A Top-10 Draft Pick: Tim Connelly is known for dabbling in the draft market even when not expected to (see: the acquisition of Bol Bol in 2019), so perhaps the Nuggets will be looking to ship some expensive players (Will Barton as the primary suspect) for a rookie to clear up cap space. Connelly perhaps sees something in this draft class that many are undervaluing due to the COVID-19 pandemic stopping college basketball, and restricting the extent to which NBA Front Offices have been able to scout college players. The Nuggets will be looking for a 3pt sharpshooter or a defensive stalwart, which perhaps might take the form of Issac Okoro, Devin Vassell, or, optimistically, Onyeka Okongwu.
Bradley Beal: It's felt like his departure from the Wizards has been brewing for several years now, but it's unlikely that the Nuggets (or any team) will be able to acquire him. He has expressed repeated desire to remain in Washington, and has signed that two-year, 72-million extension. The only way Denver gets Beal is if a) Beal has a sudden change of heart, and b) they're willing to part ways with MPJ.

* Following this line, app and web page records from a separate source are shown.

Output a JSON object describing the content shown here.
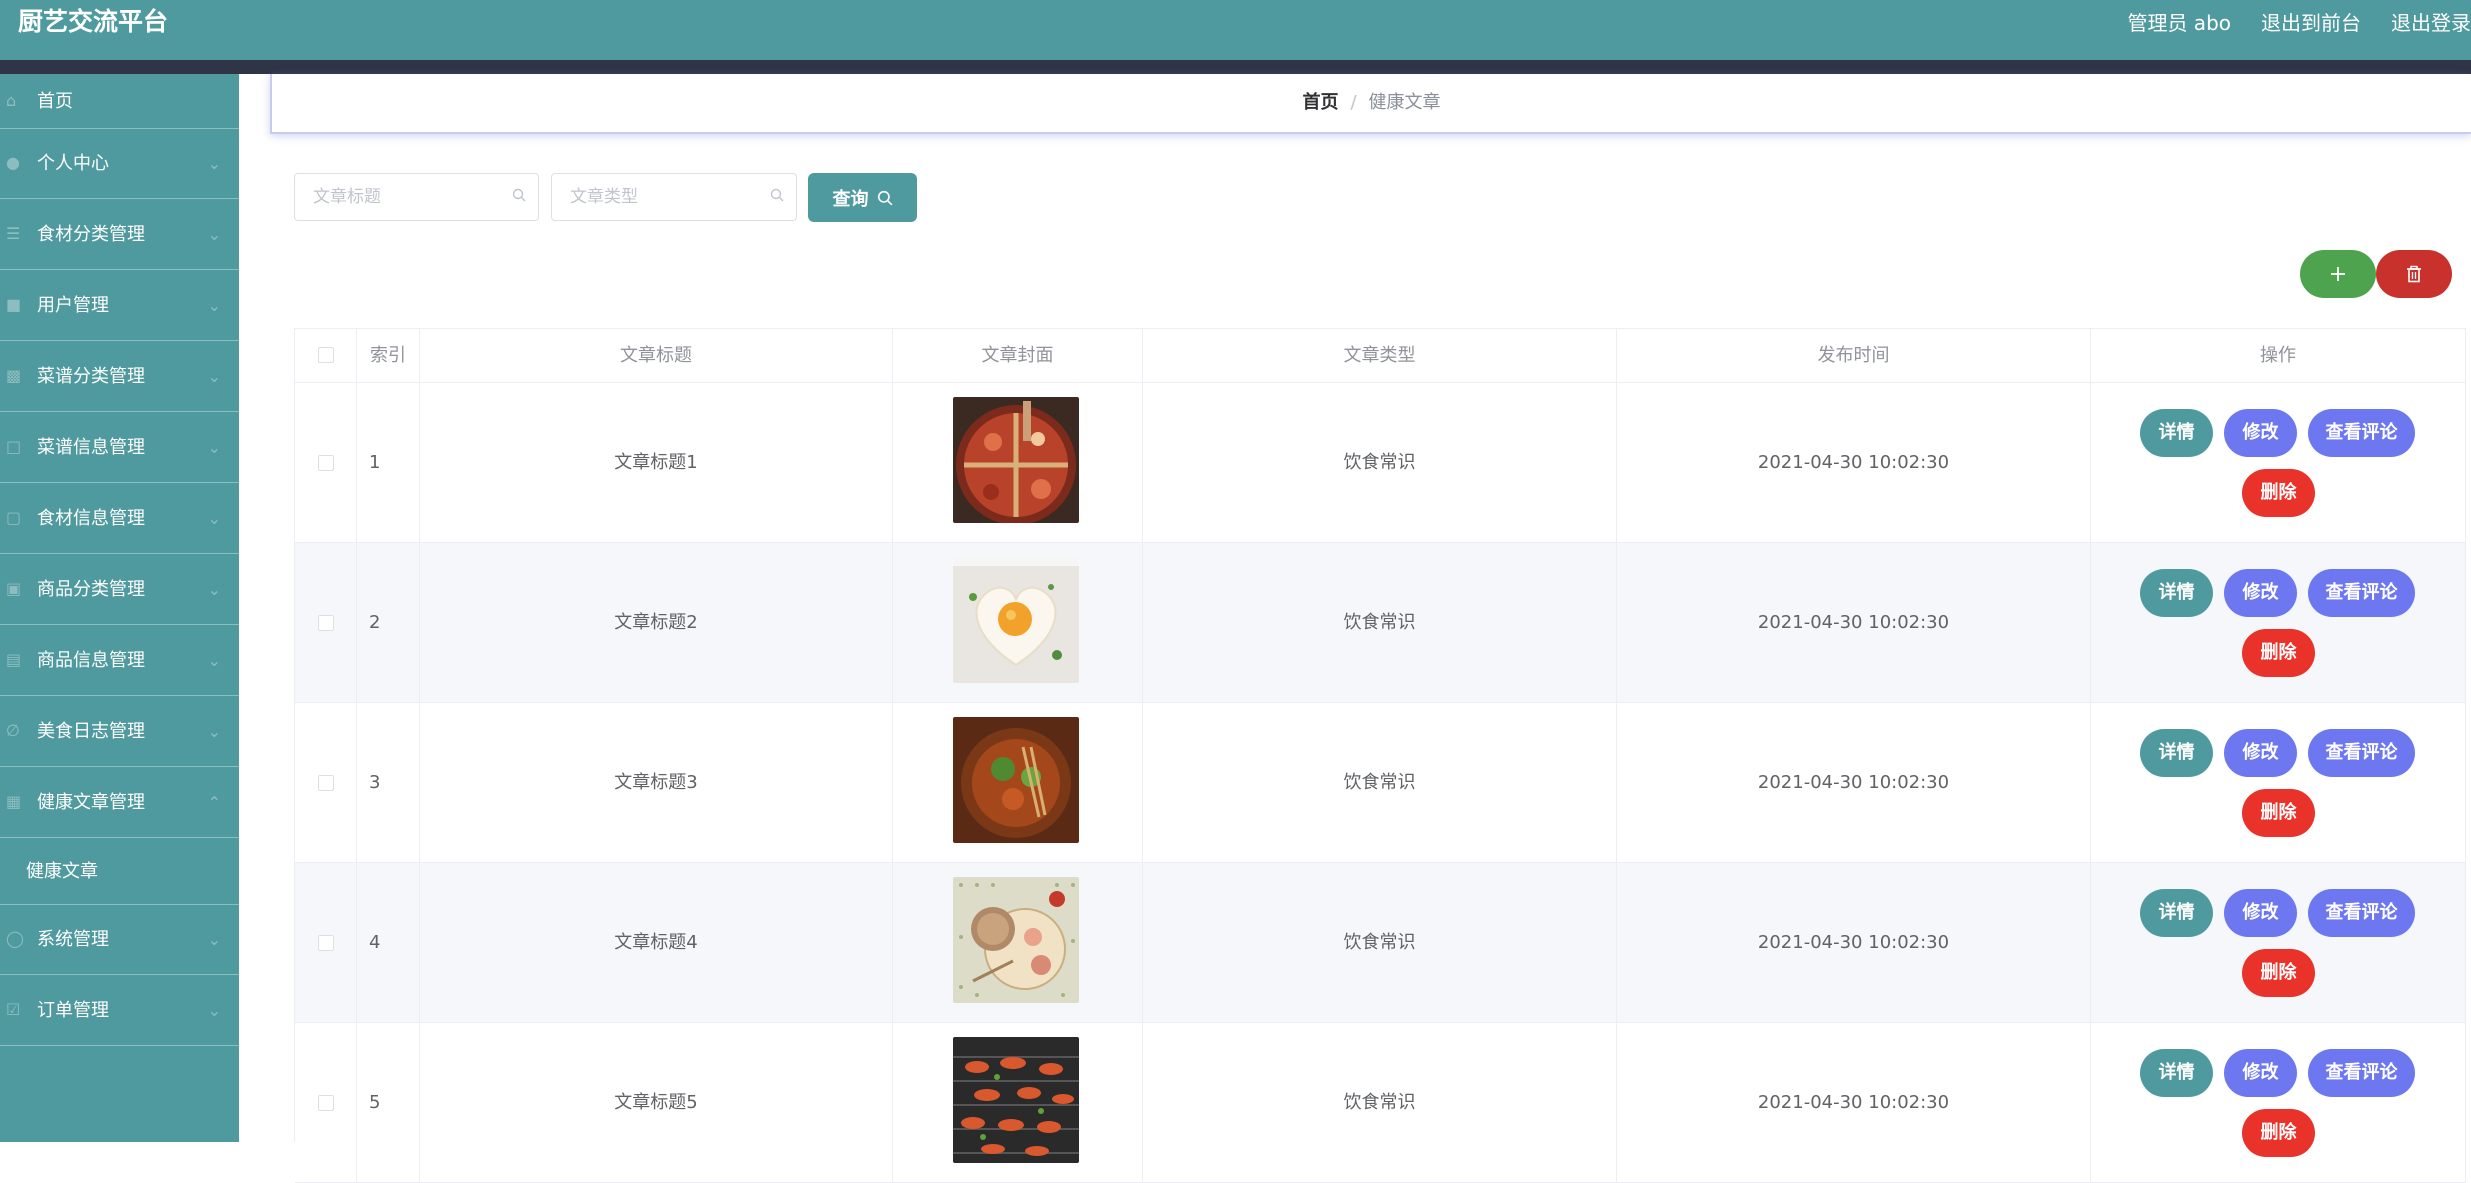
{
  "header": {
    "brand": "厨艺交流平台",
    "admin": "管理员 abo",
    "to_front": "退出到前台",
    "logout": "退出登录"
  },
  "sidebar": {
    "items": [
      {
        "label": "首页",
        "icon": "home-icon"
      },
      {
        "label": "个人中心",
        "icon": "user-icon"
      },
      {
        "label": "食材分类管理",
        "icon": "list-icon"
      },
      {
        "label": "用户管理",
        "icon": "users-icon"
      },
      {
        "label": "菜谱分类管理",
        "icon": "chart-icon"
      },
      {
        "label": "菜谱信息管理",
        "icon": "book-icon"
      },
      {
        "label": "食材信息管理",
        "icon": "box-icon"
      },
      {
        "label": "商品分类管理",
        "icon": "shop-icon"
      },
      {
        "label": "商品信息管理",
        "icon": "goods-icon"
      },
      {
        "label": "美食日志管理",
        "icon": "note-icon"
      },
      {
        "label": "健康文章管理",
        "icon": "article-icon"
      },
      {
        "label": "健康文章",
        "sub": true
      },
      {
        "label": "系统管理",
        "icon": "settings-icon"
      },
      {
        "label": "订单管理",
        "icon": "order-icon"
      }
    ]
  },
  "breadcrumb": {
    "home": "首页",
    "separator": "/",
    "current": "健康文章"
  },
  "search": {
    "title_placeholder": "文章标题",
    "type_placeholder": "文章类型",
    "query_label": "查询"
  },
  "actions": {
    "add_icon": "plus-icon",
    "delete_icon": "trash-icon"
  },
  "table": {
    "columns": [
      "索引",
      "文章标题",
      "文章封面",
      "文章类型",
      "发布时间",
      "操作"
    ],
    "op_labels": {
      "detail": "详情",
      "edit": "修改",
      "comment": "查看评论",
      "delete": "删除"
    },
    "rows": [
      {
        "index": "1",
        "title": "文章标题1",
        "type": "饮食常识",
        "time": "2021-04-30 10:02:30"
      },
      {
        "index": "2",
        "title": "文章标题2",
        "type": "饮食常识",
        "time": "2021-04-30 10:02:30"
      },
      {
        "index": "3",
        "title": "文章标题3",
        "type": "饮食常识",
        "time": "2021-04-30 10:02:30"
      },
      {
        "index": "4",
        "title": "文章标题4",
        "type": "饮食常识",
        "time": "2021-04-30 10:02:30"
      },
      {
        "index": "5",
        "title": "文章标题5",
        "type": "饮食常识",
        "time": "2021-04-30 10:02:30"
      }
    ]
  },
  "colors": {
    "primary": "#4f9a9e",
    "accent": "#6c77f0",
    "danger": "#e8322a",
    "success": "#4ea34e",
    "dark": "#2f3447"
  }
}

Any of the Indiana Pacers: Oladipo, Turner, and Sabonis are all enticing options, and all equally unrealistic. All three have expressed a desire to either stay in Indiana or move to other franchises, and so it seems unlikely that any of the Pacers will be joining Denver.
Aaron Gordon: Stuck on a team with no real direction, Gordon would likely not entirely balk at the idea of moving to a contending franchise. Trading Monte Morris (an underpaid backup PG) and Gary Harris (plus some picks) might do the trick, and Denver would immediately gain some size, some shooting, and a player that can carry a second unit and defend capably against guards and forwards. The West is stacked with offensive talent in the backcourt, so giving Grant a partner might be an interesting option should Denver offload some of their smaller guards.

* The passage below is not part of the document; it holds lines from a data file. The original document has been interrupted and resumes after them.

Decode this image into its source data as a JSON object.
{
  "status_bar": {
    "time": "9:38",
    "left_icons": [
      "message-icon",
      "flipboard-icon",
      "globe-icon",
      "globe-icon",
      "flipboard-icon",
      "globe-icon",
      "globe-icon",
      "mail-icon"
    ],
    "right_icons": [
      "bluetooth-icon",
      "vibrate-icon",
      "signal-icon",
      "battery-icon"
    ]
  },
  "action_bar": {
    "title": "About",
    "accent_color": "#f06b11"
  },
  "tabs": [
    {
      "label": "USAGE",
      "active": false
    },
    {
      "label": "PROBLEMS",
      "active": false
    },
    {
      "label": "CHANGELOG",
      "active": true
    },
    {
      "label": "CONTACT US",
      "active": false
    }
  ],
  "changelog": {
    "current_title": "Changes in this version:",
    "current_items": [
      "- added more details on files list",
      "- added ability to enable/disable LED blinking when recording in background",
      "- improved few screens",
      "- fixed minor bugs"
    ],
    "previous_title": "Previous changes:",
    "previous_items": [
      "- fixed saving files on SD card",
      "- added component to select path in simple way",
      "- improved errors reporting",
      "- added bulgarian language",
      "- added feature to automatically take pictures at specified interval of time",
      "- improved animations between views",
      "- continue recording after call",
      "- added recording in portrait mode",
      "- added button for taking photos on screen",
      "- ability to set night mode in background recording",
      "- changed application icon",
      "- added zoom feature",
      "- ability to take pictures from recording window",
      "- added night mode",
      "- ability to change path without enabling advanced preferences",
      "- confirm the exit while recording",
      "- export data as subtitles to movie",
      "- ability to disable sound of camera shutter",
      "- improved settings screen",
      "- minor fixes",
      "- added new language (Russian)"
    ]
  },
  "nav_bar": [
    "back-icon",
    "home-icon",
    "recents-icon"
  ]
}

No Trade: The Nuggets don't really need to take a chance on a new player, given that their current squad was only 3 games away from reaching the NBA finals. Most reports and fans actually expect Denver to mostly run it back with a very similar squad, as the culture and team morale is at an all-time high. Mixing in new players and trading away much of the locker room might be a dangerous and risky strategy, one that GM Tim Connelly has expressed concern over.
How would I approach this offseason if I were the Denver Nuggets' FO? Quite simply, any decisions start and end with ensuring that Jerami Grant stays on the team. If that means paying the man 20 million, then you do that and build the rest of your strategy around that. Grant is immeasurably important to what the Nuggets need, and so keeping the young 3 and D wing will trump all other decisions. After that, signing a Mid Level Exception center and letting Plumlee/Millsap walk would be likely, as it would be impossible to get both players the contracts they deserve.
After that, trying to sign Jrue Holiday (who I believe will be too expensive for the Nuggets) using Monte Morris, Gary Harris, Bol Bol, and Will Barton as bait would be a side project while you also try to retain P.J. Dozier, Torrey Craig, Noah Vonleh, and Troy Daniels, in that order.
The window has just opened for the Nuggets. This offseason will cement their future contending lineup for the next five years, and ultimately determine whether or not they will be able to get that elusive, first championship.
Class of 2023